In The Criminal Alien Program: Immigration Enforcement in Travis County, Texas, author Andrea Guttin explores the Criminal Alien Program (CAP), which is one of the programs the Department of Homeland Security (DHS) uses to identify immigrants who may be deportable. The paper provides a history and analysis of the CAP program, as well as a case study of CAP implementation in Travis County, Texas.
The Criminal Alien Program (CAP) is a program administered by Immigration and Customs Enforcement (ICE) that screens inmates in prisons and jails, identifies deportable non-citizens, and places them into deportation proceedings. In this Special Report, The Criminal Alien Program: Immigration Enforcement in Travis County, Texas, author Andrea Guttin, Esq., provides a brief history and background on the CAP program. Guttin also includes a case study of CAP implementation in Travis County, Texas, which finds that the program has a negative impact on communities because it increases the community’s fear of reporting crime to police, is costly, and may encourage racial profiling. Read more...
The Transactional Records Access Clearinghouse (TRAC) reports that federal immigration prosecutions rose to record levels during fiscal year (FY) 2009. In the past, federal court resources were appropriately allocated to pursue immigration-related prosecutions against individuals with criminal backgrounds. Recently, however, priorities have shifted, and large numbers of federal immigration prosecutions have focused on non-violent border crossers, creating the appearance that immigrants are committing more crimes. However, the fact is -- the federal government’s shift in resources has meant spending billions of dollars prosecuting non-violent immigration violators while more serious criminals involved in drugs, weapons, and organized crime face a lower probability of prosecution.
For years the U.S. government has addressed unauthorized immigration primarily through the lens of deportation and removal, pursuing enforcement-only policies that have not effectively curbed unauthorized immigration. An increase of personnel and technology along the U.S.-Mexico border has been accompanied by increased worksite enforcement in the interior of the United States. In addition, U.S. Immigration and Customs Enforcement (ICE) has partnered with state and local police agencies and jails to identify and apprehend immigrants and to remove them from the country. None of these efforts has resulted in a significant decline in the size of the unauthorized population, but these enforcement policies and priorities have had devastating impacts on U.S. families and communities.
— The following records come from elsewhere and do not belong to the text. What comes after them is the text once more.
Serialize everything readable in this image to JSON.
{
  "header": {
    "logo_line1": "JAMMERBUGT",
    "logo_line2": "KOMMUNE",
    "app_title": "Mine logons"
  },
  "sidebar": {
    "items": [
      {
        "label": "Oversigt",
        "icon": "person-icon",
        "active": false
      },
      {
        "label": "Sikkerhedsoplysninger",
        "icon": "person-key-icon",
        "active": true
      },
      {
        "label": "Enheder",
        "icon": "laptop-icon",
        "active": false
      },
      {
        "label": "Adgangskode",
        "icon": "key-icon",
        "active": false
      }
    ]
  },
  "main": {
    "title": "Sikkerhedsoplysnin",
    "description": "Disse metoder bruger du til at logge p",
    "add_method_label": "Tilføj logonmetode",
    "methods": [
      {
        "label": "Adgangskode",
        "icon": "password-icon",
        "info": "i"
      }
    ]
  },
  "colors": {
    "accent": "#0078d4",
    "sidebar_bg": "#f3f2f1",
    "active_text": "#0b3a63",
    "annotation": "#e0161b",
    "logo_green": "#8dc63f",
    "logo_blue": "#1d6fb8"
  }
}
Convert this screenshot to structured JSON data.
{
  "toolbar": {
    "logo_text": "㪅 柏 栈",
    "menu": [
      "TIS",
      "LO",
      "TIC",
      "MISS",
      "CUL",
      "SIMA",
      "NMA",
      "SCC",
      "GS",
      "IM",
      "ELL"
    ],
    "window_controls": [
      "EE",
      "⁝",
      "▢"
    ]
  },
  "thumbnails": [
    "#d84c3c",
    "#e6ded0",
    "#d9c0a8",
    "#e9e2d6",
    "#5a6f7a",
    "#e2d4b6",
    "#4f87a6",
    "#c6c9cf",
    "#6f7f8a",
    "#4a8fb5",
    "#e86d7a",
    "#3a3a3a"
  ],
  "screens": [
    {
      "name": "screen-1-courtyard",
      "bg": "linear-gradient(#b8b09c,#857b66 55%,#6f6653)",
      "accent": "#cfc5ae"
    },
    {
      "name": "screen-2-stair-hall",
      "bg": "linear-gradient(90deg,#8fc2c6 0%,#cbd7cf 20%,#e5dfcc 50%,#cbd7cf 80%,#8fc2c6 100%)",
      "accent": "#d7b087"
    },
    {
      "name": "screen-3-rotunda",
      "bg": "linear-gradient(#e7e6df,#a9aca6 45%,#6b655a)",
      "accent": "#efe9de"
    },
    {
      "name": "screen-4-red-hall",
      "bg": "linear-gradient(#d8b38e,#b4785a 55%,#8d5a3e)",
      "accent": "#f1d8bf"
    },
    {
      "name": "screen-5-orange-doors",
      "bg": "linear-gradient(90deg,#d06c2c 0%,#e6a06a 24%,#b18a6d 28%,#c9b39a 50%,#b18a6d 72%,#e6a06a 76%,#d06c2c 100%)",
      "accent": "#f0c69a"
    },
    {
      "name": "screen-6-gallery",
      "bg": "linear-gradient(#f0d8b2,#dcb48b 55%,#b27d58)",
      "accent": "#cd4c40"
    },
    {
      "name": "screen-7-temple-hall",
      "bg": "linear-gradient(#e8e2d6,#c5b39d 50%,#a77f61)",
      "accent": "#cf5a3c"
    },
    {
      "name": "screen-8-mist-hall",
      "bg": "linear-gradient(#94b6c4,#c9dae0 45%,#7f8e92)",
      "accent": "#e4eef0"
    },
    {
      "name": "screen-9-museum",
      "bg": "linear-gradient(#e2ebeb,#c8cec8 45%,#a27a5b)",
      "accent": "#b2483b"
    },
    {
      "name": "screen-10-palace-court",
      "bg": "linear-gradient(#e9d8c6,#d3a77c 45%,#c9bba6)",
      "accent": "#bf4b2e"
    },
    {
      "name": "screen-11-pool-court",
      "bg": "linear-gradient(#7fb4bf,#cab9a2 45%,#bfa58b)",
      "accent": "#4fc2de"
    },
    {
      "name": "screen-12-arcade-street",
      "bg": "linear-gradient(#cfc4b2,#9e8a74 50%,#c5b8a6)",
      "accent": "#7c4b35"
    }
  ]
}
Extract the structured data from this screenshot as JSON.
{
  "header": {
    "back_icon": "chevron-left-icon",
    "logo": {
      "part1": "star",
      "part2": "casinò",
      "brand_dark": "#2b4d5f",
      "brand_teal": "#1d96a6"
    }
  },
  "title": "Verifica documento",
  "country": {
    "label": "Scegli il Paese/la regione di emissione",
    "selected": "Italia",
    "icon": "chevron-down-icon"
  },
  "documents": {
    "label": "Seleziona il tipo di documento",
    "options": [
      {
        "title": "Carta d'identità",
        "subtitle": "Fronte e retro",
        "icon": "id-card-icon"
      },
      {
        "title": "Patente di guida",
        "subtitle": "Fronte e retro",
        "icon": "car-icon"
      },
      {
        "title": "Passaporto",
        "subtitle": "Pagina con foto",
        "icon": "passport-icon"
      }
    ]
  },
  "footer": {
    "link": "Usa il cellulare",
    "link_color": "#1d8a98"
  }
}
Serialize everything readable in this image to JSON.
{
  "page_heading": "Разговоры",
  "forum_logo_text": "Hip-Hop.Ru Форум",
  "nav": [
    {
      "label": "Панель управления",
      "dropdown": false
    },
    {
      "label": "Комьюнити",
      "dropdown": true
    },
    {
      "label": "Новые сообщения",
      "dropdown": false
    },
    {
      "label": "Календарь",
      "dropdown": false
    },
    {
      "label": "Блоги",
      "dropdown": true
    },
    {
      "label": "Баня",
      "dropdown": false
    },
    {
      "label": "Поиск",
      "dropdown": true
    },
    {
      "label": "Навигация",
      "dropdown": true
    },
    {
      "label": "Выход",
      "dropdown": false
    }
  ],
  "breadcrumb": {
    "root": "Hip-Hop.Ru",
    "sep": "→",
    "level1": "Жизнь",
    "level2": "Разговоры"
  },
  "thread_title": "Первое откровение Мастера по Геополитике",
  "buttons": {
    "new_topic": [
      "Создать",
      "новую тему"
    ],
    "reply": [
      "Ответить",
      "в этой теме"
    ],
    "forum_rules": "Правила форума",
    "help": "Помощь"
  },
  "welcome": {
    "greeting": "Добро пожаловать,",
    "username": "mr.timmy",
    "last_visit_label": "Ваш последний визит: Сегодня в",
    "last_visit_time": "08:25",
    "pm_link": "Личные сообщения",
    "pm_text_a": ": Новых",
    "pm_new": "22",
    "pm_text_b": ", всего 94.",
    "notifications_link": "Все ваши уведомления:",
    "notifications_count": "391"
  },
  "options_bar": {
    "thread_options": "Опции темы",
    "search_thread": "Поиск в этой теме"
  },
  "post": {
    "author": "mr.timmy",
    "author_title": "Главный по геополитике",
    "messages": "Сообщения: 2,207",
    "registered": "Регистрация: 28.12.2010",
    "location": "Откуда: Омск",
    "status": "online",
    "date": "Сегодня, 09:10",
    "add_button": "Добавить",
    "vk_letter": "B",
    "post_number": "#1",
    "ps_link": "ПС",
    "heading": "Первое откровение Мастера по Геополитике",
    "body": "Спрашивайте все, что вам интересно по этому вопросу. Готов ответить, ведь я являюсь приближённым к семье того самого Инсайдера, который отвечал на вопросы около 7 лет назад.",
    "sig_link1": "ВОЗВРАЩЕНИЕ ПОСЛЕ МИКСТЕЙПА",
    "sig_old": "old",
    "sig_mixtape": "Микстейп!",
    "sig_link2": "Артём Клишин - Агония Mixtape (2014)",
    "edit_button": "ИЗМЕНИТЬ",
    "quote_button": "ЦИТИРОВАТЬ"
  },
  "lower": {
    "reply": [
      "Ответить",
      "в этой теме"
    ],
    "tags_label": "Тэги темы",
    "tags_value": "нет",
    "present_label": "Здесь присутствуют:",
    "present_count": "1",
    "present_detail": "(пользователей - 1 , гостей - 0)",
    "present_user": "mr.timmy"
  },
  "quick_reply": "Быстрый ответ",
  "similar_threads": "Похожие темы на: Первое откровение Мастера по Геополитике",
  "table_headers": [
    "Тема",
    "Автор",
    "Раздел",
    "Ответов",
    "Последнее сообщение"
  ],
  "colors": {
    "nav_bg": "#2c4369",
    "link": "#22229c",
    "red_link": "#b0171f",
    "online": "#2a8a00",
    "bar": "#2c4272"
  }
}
We can expect comprehensive reform legislation to mandate that all employers use some sort of system that verifies the work authorization of all workers. Since this will affect every single worker in the United States - immigrants and citizens alike - and because an error in the system can cost a worker his job and paycheck, it is important to make the system workable. This report lays out the must-haves for any broad employment verification system and lays out why a system like this can only work if it is within the context of a broader reform package.
While some characterize our immigration crisis as solely an issue of the 11 to 12 million unauthorized immigrants living in this country, our problems extend beyond the number of undocumented people to a broader range of issues.
As health care bills make their way through Congress, lawmakers are debating whether or not to include overly burdensome citizenship verification requirements to ensure that unauthorized immigrants do not have access to health insurance. However, past attempts to implement these kinds of additional measures have prevented U.S. citizens and legal immigrants from receiving health care, while uncovering very few instances of unauthorized immigrants trying to abuse the system. In fact, research shows that unauthorized immigrants do not come to the United States for health care benefits or any other public services for which they are not eligible. These additional measures threaten to ensnare far more citizens than unauthorized immigrants and add unnecessary costs to health care reform.
A key part of comprehensive immigration reform will no doubt be the implementation of an electronic employment-verification system (EEVS). Since EEVS affects every single person working in the United States—immigrants and citizens alike—is it important to consider several key areas that must be addressed to make such a system workable and effective.
The Department of Homeland Security released a report this week showing that apprehensions of undocumented immigrants at the U.S.-Mexico border are at their lowest level since 1973, leaving many observers contemplating the factors responsible for this decline. Is it the recession-plagued U.S. economy or beefed-up enforcement efforts? New data from a research team led by Wayne Cornelius, Director of the Center for Comparative Immigration Studies at the University of California, San Diego, sheds light on the decline in apprehensions and reveals the surprising, unintended consequences of border enforcement.
The Department of Homeland Security (DHS) has released various sets of data regarding the accuracy and error rates of the E-Verify employment-verification system. Although the numbers change often depending on the time period, the number of employers using the system, and the number of queries to the system, DHS generally claims that E-Verify is highly accurate and efficient. However, it is important to understand exactly what the DHS numbers mean in order to have a clear picture of how well E-Verify is performing. Most importantly, E-Verify is not simply an immigration-enforcement tool. If it were to become a mandatory, nation-wide program, it would affect every single person who works in the United States, including U.S. citizens. Even tiny error rates would mean big problems for large numbers of citizens and other legal workers. Under mandatory E-Verify, 60 million new hires would have to be verified annually, and up to 3 million U.S. workers per year would have to navigate government bureaucracy to fix database errors. Read more...